Exercise: Would you please restate all of the entries exactly, apart from the pictures?

[Records from a dataset]
□ □ □ □
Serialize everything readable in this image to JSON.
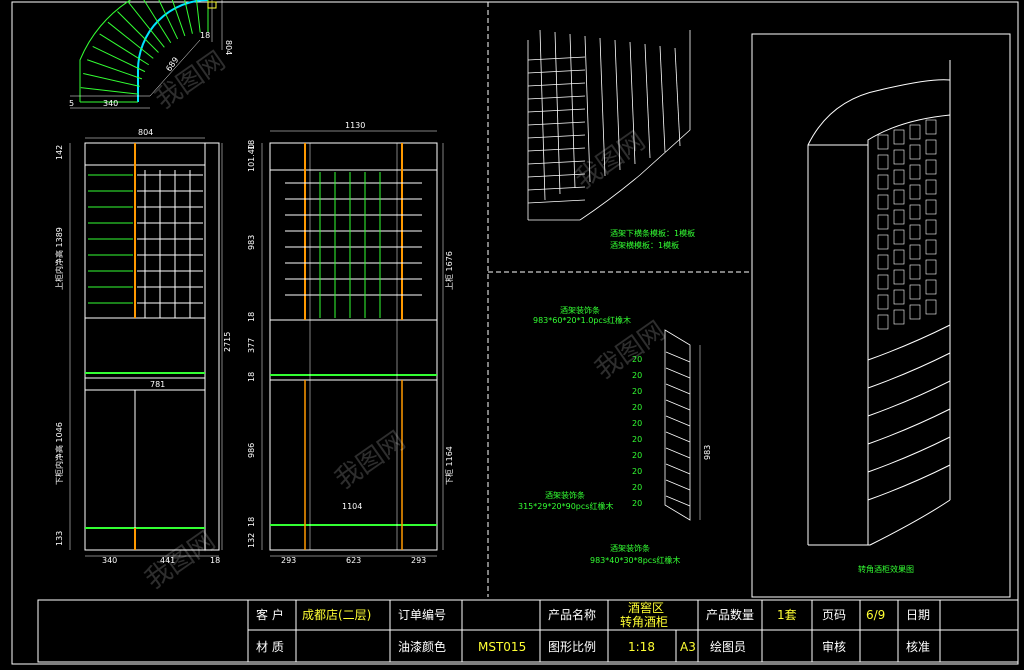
{
  "title_block": {
    "customer_label": "客 户",
    "customer_value": "成都店(二层)",
    "order_label": "订单编号",
    "product_name_label": "产品名称",
    "product_name_line1": "酒窖区",
    "product_name_line2": "转角酒柜",
    "quantity_label": "产品数量",
    "quantity_value": "1套",
    "page_label": "页码",
    "page_value": "6/9",
    "date_label": "日期",
    "material_label": "材 质",
    "paint_label": "油漆颜色",
    "paint_value": "MST015",
    "scale_label": "图形比例",
    "scale_value": "1:18",
    "paper_value": "A3",
    "drafter_label": "绘图员",
    "review_label": "审核",
    "approve_label": "核准"
  },
  "front_view_left": {
    "width_top": "804",
    "dim_top_block": "142",
    "dim_upper_label": "上柜内净高 1389",
    "dim_total": "2715",
    "dim_inner_width": "781",
    "dim_lower_label": "下柜内净高 1046",
    "dim_base": "133",
    "bottom_dims": [
      "340",
      "441",
      "18"
    ]
  },
  "front_view_right": {
    "width_top": "1130",
    "left_dims": [
      "18",
      "101.40",
      "983",
      "18",
      "377",
      "18",
      "986",
      "18",
      "132"
    ],
    "dim_upper_label": "上柜 1676",
    "dim_lower_label": "下柜 1164",
    "dim_inner_width": "1104",
    "bottom_dims": [
      "293",
      "623",
      "293"
    ]
  },
  "plan_view": {
    "dims": [
      "340",
      "5",
      "18",
      "804",
      "689"
    ]
  },
  "notes": {
    "perspective_note_1": "酒架下横条模板：1模板",
    "perspective_note_2": "酒架横模板：1模板",
    "detail_top_title": "酒架装饰条",
    "detail_top_spec": "983*60*20*1.0pcs红橡木",
    "detail_mid_title": "酒架装饰条",
    "detail_mid_spec": "315*29*20*90pcs红橡木",
    "detail_bot_title": "酒架装饰条",
    "detail_bot_spec": "983*40*30*8pcs红橡木",
    "detail_height": "983",
    "detail_rung_labels": [
      "20",
      "20",
      "20",
      "20",
      "20",
      "20",
      "20",
      "20",
      "20",
      "20"
    ],
    "render_caption": "转角酒柜效果图"
  },
  "watermark": "我图网",
  "colors": {
    "line": "#ffffff",
    "green": "#33ff33",
    "yellow": "#ffff33",
    "orange": "#ff9900",
    "cyan": "#00e5ff"
  }
}
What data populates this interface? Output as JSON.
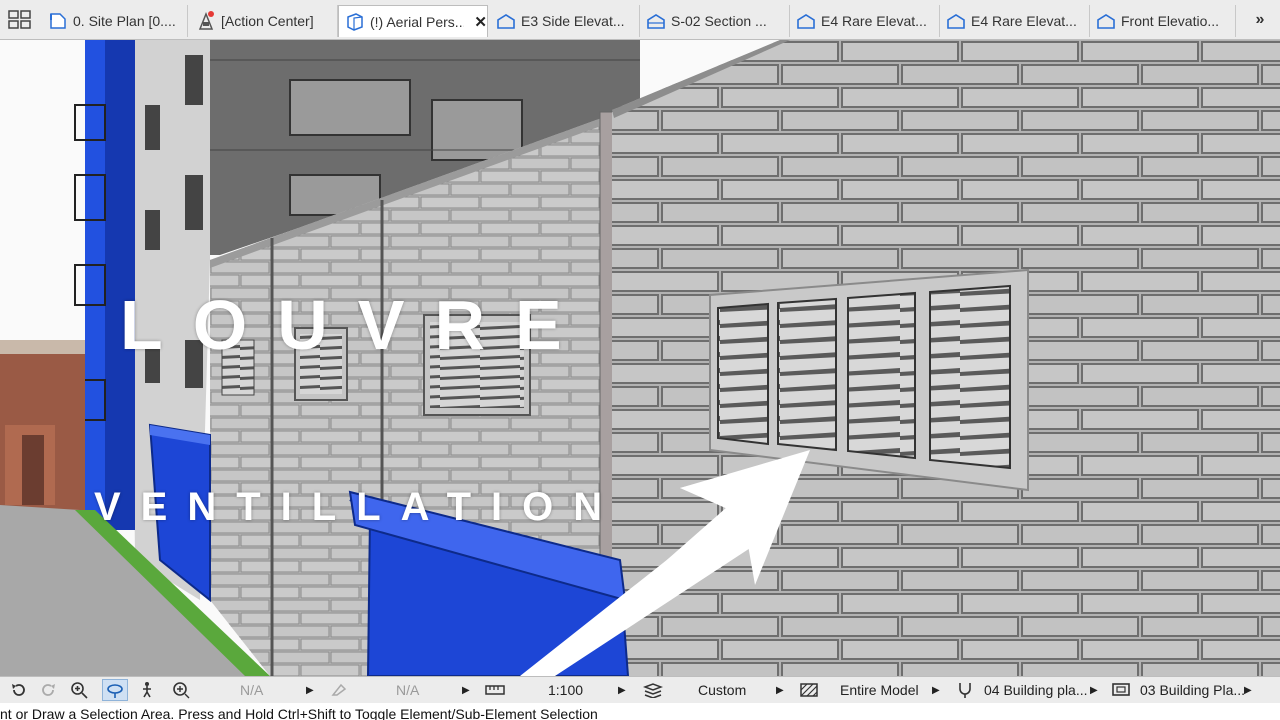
{
  "tabs": [
    {
      "label": "0. Site Plan [0....",
      "icon": "floor-plan-icon",
      "active": false
    },
    {
      "label": "[Action Center]",
      "icon": "action-center-icon",
      "active": false
    },
    {
      "label": "(!) Aerial Pers...",
      "icon": "3d-view-icon",
      "active": true
    },
    {
      "label": "E3 Side Elevat...",
      "icon": "elevation-icon",
      "active": false
    },
    {
      "label": "S-02 Section ...",
      "icon": "section-icon",
      "active": false
    },
    {
      "label": "E4 Rare Elevat...",
      "icon": "elevation-icon",
      "active": false
    },
    {
      "label": "E4 Rare Elevat...",
      "icon": "elevation-icon",
      "active": false
    },
    {
      "label": "Front Elevatio...",
      "icon": "elevation-icon",
      "active": false
    }
  ],
  "close_glyph": "✕",
  "more_glyph": "»",
  "overlay": {
    "title": "LOUVRE",
    "subtitle": "VENTILLATION"
  },
  "status": {
    "na1": "N/A",
    "na2": "N/A",
    "scale": "1:100",
    "pen_set": "Custom",
    "model_view": "Entire Model",
    "layer_combo": "04 Building pla...",
    "dimension": "03 Building Pla..."
  },
  "hint": "nt or Draw a Selection Area. Press and Hold Ctrl+Shift to Toggle Element/Sub-Element Selection",
  "colors": {
    "accent": "#2459e6",
    "tab_icon": "#2a6fd6",
    "notification": "#e53935"
  }
}
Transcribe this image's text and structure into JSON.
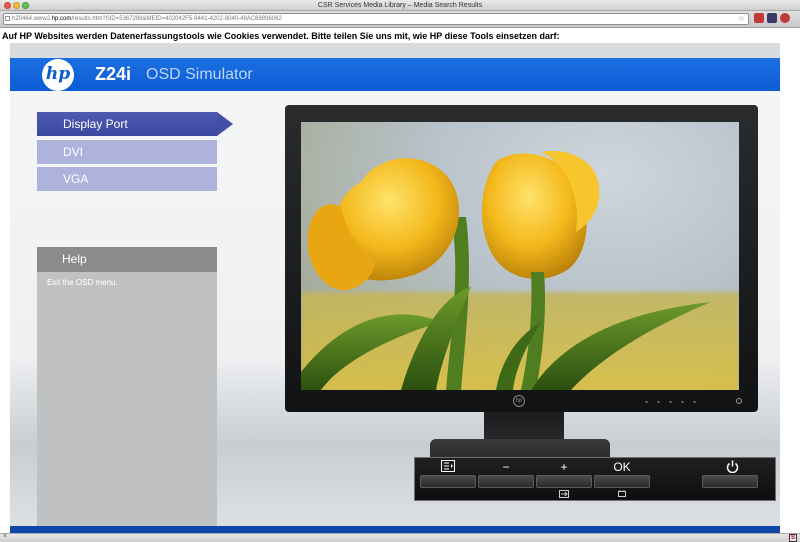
{
  "window": {
    "title": "CSR Services Media Library – Media Search Results"
  },
  "address": {
    "prefix": "h20464.www2.",
    "domain": "hp.com",
    "path": "/results.htm?SID=5367298&MEID=402042F5-9441-4202-8040-48AC68896062"
  },
  "cookie_notice": "Auf HP Websites werden Datenerfassungstools wie Cookies verwendet. Bitte teilen Sie uns mit, wie HP diese Tools einsetzen darf:",
  "header": {
    "logo": "hp",
    "model": "Z24i",
    "title": "OSD Simulator"
  },
  "menu": [
    {
      "label": "Display Port",
      "active": true
    },
    {
      "label": "DVI",
      "active": false
    },
    {
      "label": "VGA",
      "active": false
    }
  ],
  "help": {
    "title": "Help",
    "text": "Exit the OSD menu."
  },
  "monitor": {
    "logo": "hp"
  },
  "osd": {
    "minus": "−",
    "plus": "+",
    "ok": "OK"
  },
  "status": {
    "close": "×",
    "badge": "S"
  },
  "colors": {
    "brand_blue": "#0b5bd2",
    "menu_active": "#3a45a0",
    "menu_inactive": "#aeb3dd"
  }
}
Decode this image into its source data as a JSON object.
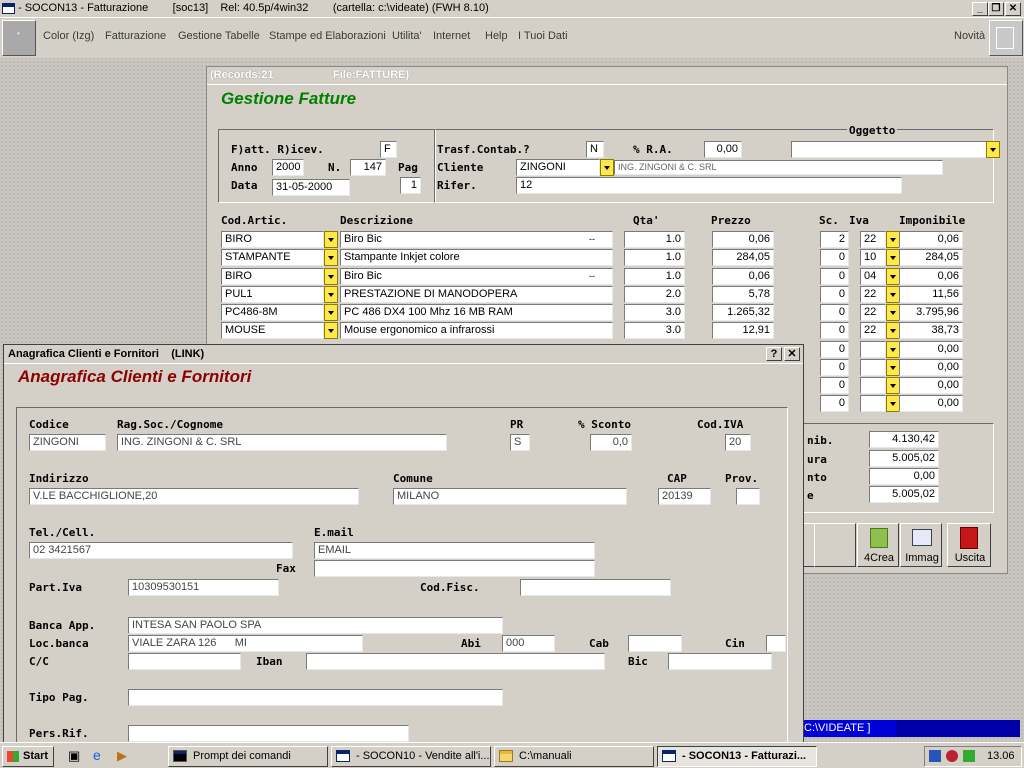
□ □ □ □
Result of the exercise:
Serialize everything readable in this image to JSON.
{
  "title_block": {
    "customer_label": "客 户",
    "customer_value": "成都店(二层)",
    "order_label": "订单编号",
    "product_name_label": "产品名称",
    "product_name_line1": "酒窖区",
    "product_name_line2": "转角酒柜",
    "quantity_label": "产品数量",
    "quantity_value": "1套",
    "page_label": "页码",
    "page_value": "6/9",
    "date_label": "日期",
    "material_label": "材 质",
    "paint_label": "油漆颜色",
    "paint_value": "MST015",
    "scale_label": "图形比例",
    "scale_value": "1:18",
    "paper_value": "A3",
    "drafter_label": "绘图员",
    "review_label": "审核",
    "approve_label": "核准"
  },
  "front_view_left": {
    "width_top": "804",
    "dim_top_block": "142",
    "dim_upper_label": "上柜内净高 1389",
    "dim_total": "2715",
    "dim_inner_width": "781",
    "dim_lower_label": "下柜内净高 1046",
    "dim_base": "133",
    "bottom_dims": [
      "340",
      "441",
      "18"
    ]
  },
  "front_view_right": {
    "width_top": "1130",
    "left_dims": [
      "18",
      "101.40",
      "983",
      "18",
      "377",
      "18",
      "986",
      "18",
      "132"
    ],
    "dim_upper_label": "上柜 1676",
    "dim_lower_label": "下柜 1164",
    "dim_inner_width": "1104",
    "bottom_dims": [
      "293",
      "623",
      "293"
    ]
  },
  "plan_view": {
    "dims": [
      "340",
      "5",
      "18",
      "804",
      "689"
    ]
  },
  "notes": {
    "perspective_note_1": "酒架下横条模板：1模板",
    "perspective_note_2": "酒架横模板：1模板",
    "detail_top_title": "酒架装饰条",
    "detail_top_spec": "983*60*20*1.0pcs红橡木",
    "detail_mid_title": "酒架装饰条",
    "detail_mid_spec": "315*29*20*90pcs红橡木",
    "detail_bot_title": "酒架装饰条",
    "detail_bot_spec": "983*40*30*8pcs红橡木",
    "detail_height": "983",
    "detail_rung_labels": [
      "20",
      "20",
      "20",
      "20",
      "20",
      "20",
      "20",
      "20",
      "20",
      "20"
    ],
    "render_caption": "转角酒柜效果图"
  },
  "watermark": "我图网",
  "colors": {
    "line": "#ffffff",
    "green": "#33ff33",
    "yellow": "#ffff33",
    "orange": "#ff9900",
    "cyan": "#00e5ff"
  }
}
What data populates this interface? Output as JSON.
{
  "tabs": [
    {
      "label": "0. Site Plan [0....",
      "icon": "floor-plan-icon",
      "active": false
    },
    {
      "label": "[Action Center]",
      "icon": "action-center-icon",
      "active": false
    },
    {
      "label": "(!) Aerial Pers...",
      "icon": "3d-view-icon",
      "active": true
    },
    {
      "label": "E3 Side Elevat...",
      "icon": "elevation-icon",
      "active": false
    },
    {
      "label": "S-02 Section ...",
      "icon": "section-icon",
      "active": false
    },
    {
      "label": "E4 Rare Elevat...",
      "icon": "elevation-icon",
      "active": false
    },
    {
      "label": "E4 Rare Elevat...",
      "icon": "elevation-icon",
      "active": false
    },
    {
      "label": "Front Elevatio...",
      "icon": "elevation-icon",
      "active": false
    }
  ],
  "close_glyph": "✕",
  "more_glyph": "»",
  "overlay": {
    "title": "LOUVRE",
    "subtitle": "VENTILLATION"
  },
  "status": {
    "na1": "N/A",
    "na2": "N/A",
    "scale": "1:100",
    "pen_set": "Custom",
    "model_view": "Entire Model",
    "layer_combo": "04 Building pla...",
    "dimension": "03 Building Pla..."
  },
  "hint": "nt or Draw a Selection Area. Press and Hold Ctrl+Shift to Toggle Element/Sub-Element Selection",
  "colors": {
    "accent": "#2459e6",
    "tab_icon": "#2a6fd6",
    "notification": "#e53935"
  }
}
Transcribe this image's text and structure into JSON.
{
  "window": {
    "title": "CSR Services Media Library – Media Search Results"
  },
  "address": {
    "prefix": "h20464.www2.",
    "domain": "hp.com",
    "path": "/results.htm?SID=5367298&MEID=402042F5-9441-4202-8040-48AC68896062"
  },
  "cookie_notice": "Auf HP Websites werden Datenerfassungstools wie Cookies verwendet. Bitte teilen Sie uns mit, wie HP diese Tools einsetzen darf:",
  "header": {
    "logo": "hp",
    "model": "Z24i",
    "title": "OSD Simulator"
  },
  "menu": [
    {
      "label": "Display Port",
      "active": true
    },
    {
      "label": "DVI",
      "active": false
    },
    {
      "label": "VGA",
      "active": false
    }
  ],
  "help": {
    "title": "Help",
    "text": "Exit the OSD menu."
  },
  "monitor": {
    "logo": "hp"
  },
  "osd": {
    "minus": "−",
    "plus": "+",
    "ok": "OK"
  },
  "status": {
    "close": "×",
    "badge": "S"
  },
  "colors": {
    "brand_blue": "#0b5bd2",
    "menu_active": "#3a45a0",
    "menu_inactive": "#aeb3dd"
  }
}
Decode this image into its source data as a JSON object.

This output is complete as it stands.